Nine months on from its ‘noisy’ predecessor, the CX2, Ricoh’s CX3 turns its attention to noise reduction
Images have good dynamic range and the auto white balance produces natural tones, particularly in daylight conditions
Back-illuminated sensors should produce less noise. The CX3 scored well in our resolution charts reaching the 20 marker at ISO 80 and 14 at ISO 3200. Pictures I took of flowers on my kitchen table in low light using the noise-reduction system showed that the auto setting is generally reliable in handling noise and maintaining true colour. Any differences to the auto setting using manual settings were minimal.
When the 28-300mm (equivalent) lens is at its longest telephoto focal length, the vibration reduction negates camera shake, despite the wobbly appearance on screen. Handheld exposures in relatively low light were sharp for shutter speeds shorter than 1/60sec.
Without manual exposure modes, there is a greater emphasis on the performance of the auto shooting and scene auto modes. Using both these modes, my images have a good dynamic range and accurate metering, although I did find I missed not having aperture priority control.
There is the option of manual exposure compensation with values of ±2EV. Autobracketing is also possible over three images to ±0.5EV. Also, the auto white balance system produces natural tones, particularly in daylight conditions.
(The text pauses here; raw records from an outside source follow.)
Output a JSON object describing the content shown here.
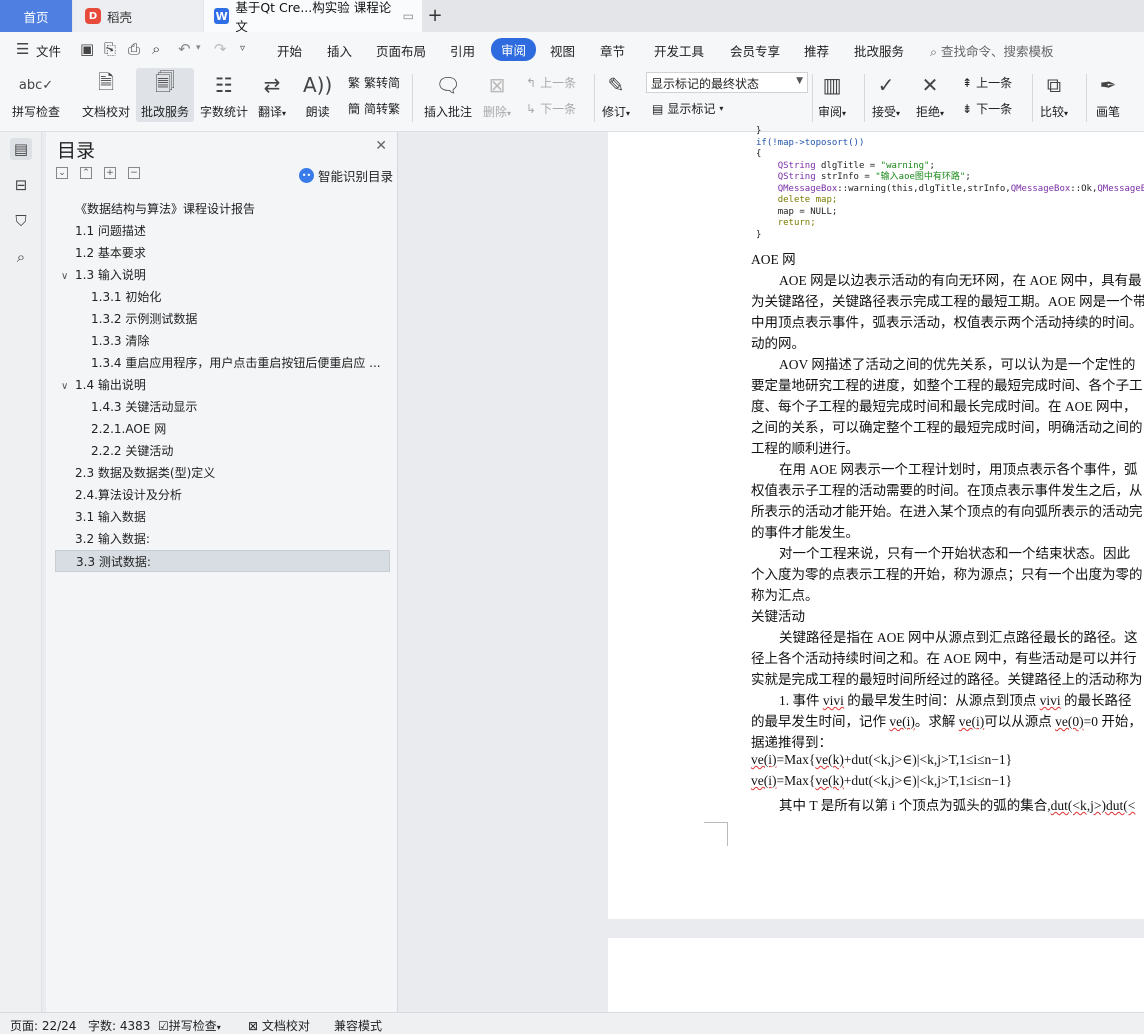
{
  "tabs": {
    "home": "首页",
    "daoke": "稻壳",
    "doc": "基于Qt Cre...构实验 课程论文"
  },
  "menu": {
    "file": "文件",
    "items": [
      "开始",
      "插入",
      "页面布局",
      "引用",
      "审阅",
      "视图",
      "章节",
      "开发工具",
      "会员专享",
      "推荐",
      "批改服务"
    ],
    "active": "审阅",
    "search": "查找命令、搜索模板"
  },
  "ribbon": {
    "spellcheck": "拼写检查",
    "doc_check": "文档校对",
    "correction_service": "批改服务",
    "word_count": "字数统计",
    "translate": "翻译",
    "read_aloud": "朗读",
    "to_simplified": "繁转简",
    "to_traditional": "简转繁",
    "insert_comment": "插入批注",
    "delete": "删除",
    "prev_comment": "上一条",
    "next_comment": "下一条",
    "revise": "修订",
    "markup_state": "显示标记的最终状态",
    "show_markup": "显示标记",
    "review": "审阅",
    "accept": "接受",
    "reject": "拒绝",
    "prev_change": "上一条",
    "next_change": "下一条",
    "compare": "比较",
    "pen": "画笔"
  },
  "toc": {
    "title": "目录",
    "smart": "智能识别目录",
    "items": [
      {
        "text": "《数据结构与算法》课程设计报告",
        "level": 0,
        "chevron": ""
      },
      {
        "text": "1.1  问题描述",
        "level": 1,
        "chevron": ""
      },
      {
        "text": "1.2  基本要求",
        "level": 1,
        "chevron": ""
      },
      {
        "text": "1.3  输入说明",
        "level": 1,
        "chevron": "∨"
      },
      {
        "text": "1.3.1  初始化",
        "level": 2,
        "chevron": ""
      },
      {
        "text": "1.3.2  示例测试数据",
        "level": 2,
        "chevron": ""
      },
      {
        "text": "1.3.3  清除",
        "level": 2,
        "chevron": ""
      },
      {
        "text": "1.3.4  重启应用程序，用户点击重启按钮后便重启应 ...",
        "level": 2,
        "chevron": ""
      },
      {
        "text": "1.4  输出说明",
        "level": 1,
        "chevron": "∨"
      },
      {
        "text": "1.4.3  关键活动显示",
        "level": 2,
        "chevron": ""
      },
      {
        "text": "2.2.1.AOE 网",
        "level": 2,
        "chevron": ""
      },
      {
        "text": "2.2.2  关键活动",
        "level": 2,
        "chevron": ""
      },
      {
        "text": "2.3  数据及数据类(型)定义",
        "level": 1,
        "chevron": ""
      },
      {
        "text": "2.4.算法设计及分析",
        "level": 1,
        "chevron": ""
      },
      {
        "text": "3.1  输入数据",
        "level": 1,
        "chevron": ""
      },
      {
        "text": "3.2  输入数据:",
        "level": 1,
        "chevron": ""
      },
      {
        "text": "3.3  测试数据:",
        "level": 1,
        "chevron": "",
        "selected": true
      }
    ]
  },
  "code": {
    "l1": "}",
    "l2": "if(!map->toposort())",
    "l3": "{",
    "l4a": "QString",
    "l4b": " dlgTitle = ",
    "l4c": "\"warning\"",
    "l4d": ";",
    "l5a": "QString",
    "l5b": " strInfo = ",
    "l5c": "\"输入aoe图中有环路\"",
    "l5d": ";",
    "l6a": "QMessageBox",
    "l6b": "::warning(this,dlgTitle,strInfo,",
    "l6c": "QMessageBox",
    "l6d": "::Ok,",
    "l6e": "QMessageBox",
    "l7": "delete map;",
    "l8": "map = NULL;",
    "l9": "return;",
    "l10": "}"
  },
  "doc": {
    "h_aoe": "AOE 网",
    "p1": "AOE 网是以边表示活动的有向无环网，在 AOE 网中，具有最",
    "p2": "为关键路径，关键路径表示完成工程的最短工期。AOE 网是一个带",
    "p3": "中用顶点表示事件，弧表示活动，权值表示两个活动持续的时间。",
    "p4": "动的网。",
    "p5": "AOV 网描述了活动之间的优先关系，可以认为是一个定性的",
    "p6": "要定量地研究工程的进度，如整个工程的最短完成时间、各个子工",
    "p7": "度、每个子工程的最短完成时间和最长完成时间。在 AOE 网中，",
    "p8": "之间的关系，可以确定整个工程的最短完成时间，明确活动之间的",
    "p9": "工程的顺利进行。",
    "p10": "在用 AOE 网表示一个工程计划时，用顶点表示各个事件，弧",
    "p11": "权值表示子工程的活动需要的时间。在顶点表示事件发生之后，从",
    "p12": "所表示的活动才能开始。在进入某个顶点的有向弧所表示的活动完",
    "p13": "的事件才能发生。",
    "p14": "对一个工程来说，只有一个开始状态和一个结束状态。因此",
    "p15": "个入度为零的点表示工程的开始，称为源点；只有一个出度为零的",
    "p16": "称为汇点。",
    "h_key": "关键活动",
    "p17": "关键路径是指在 AOE 网中从源点到汇点路径最长的路径。这",
    "p18": "径上各个活动持续时间之和。在 AOE 网中，有些活动是可以并行",
    "p19": "实就是完成工程的最短时间所经过的路径。关键路径上的活动称为",
    "p20a": "1. 事件 ",
    "p20b": "vivi",
    "p20c": " 的最早发生时间：从源点到顶点 ",
    "p20d": "vivi",
    "p20e": " 的最长路径",
    "p21a": "的最早发生时间，记作 ",
    "p21b": "ve(i)",
    "p21c": "。求解 ",
    "p21d": "ve(i)",
    "p21e": "可以从源点 ",
    "p21f": "ve(0)",
    "p21g": "=0 开始，",
    "p22": "据递推得到：",
    "f1a": "ve(i)",
    "f1b": "=Max{",
    "f1c": "ve(k)",
    "f1d": "+dut(<k,j>∈)|<k,j>T,1≤i≤n−1}",
    "f2a": "ve(i)",
    "f2b": "=Max{",
    "f2c": "ve(k)",
    "f2d": "+dut(<k,j>∈)|<k,j>T,1≤i≤n−1}",
    "p23a": "其中 T 是所有以第 i 个顶点为弧头的弧的集合,",
    "p23b": "dut(<k,j>)dut(<"
  },
  "status": {
    "page": "页面: 22/24",
    "words": "字数: 4383",
    "spellcheck": "拼写检查",
    "doccheck": "文档校对",
    "compat": "兼容模式"
  }
}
However, I would not recommend the ‘vivid’ shooting mode, as it tends to produce oversaturated colours.
The DR (dynamic range) mode combines two exposures and the strength of the effect can be adjusted over five levels from very weak to strong, using the dynamic range expansion. The camera needs to be kept steady during the two exposures and image processing takes just under 2secs in this mode, which is faster than that of the CX2.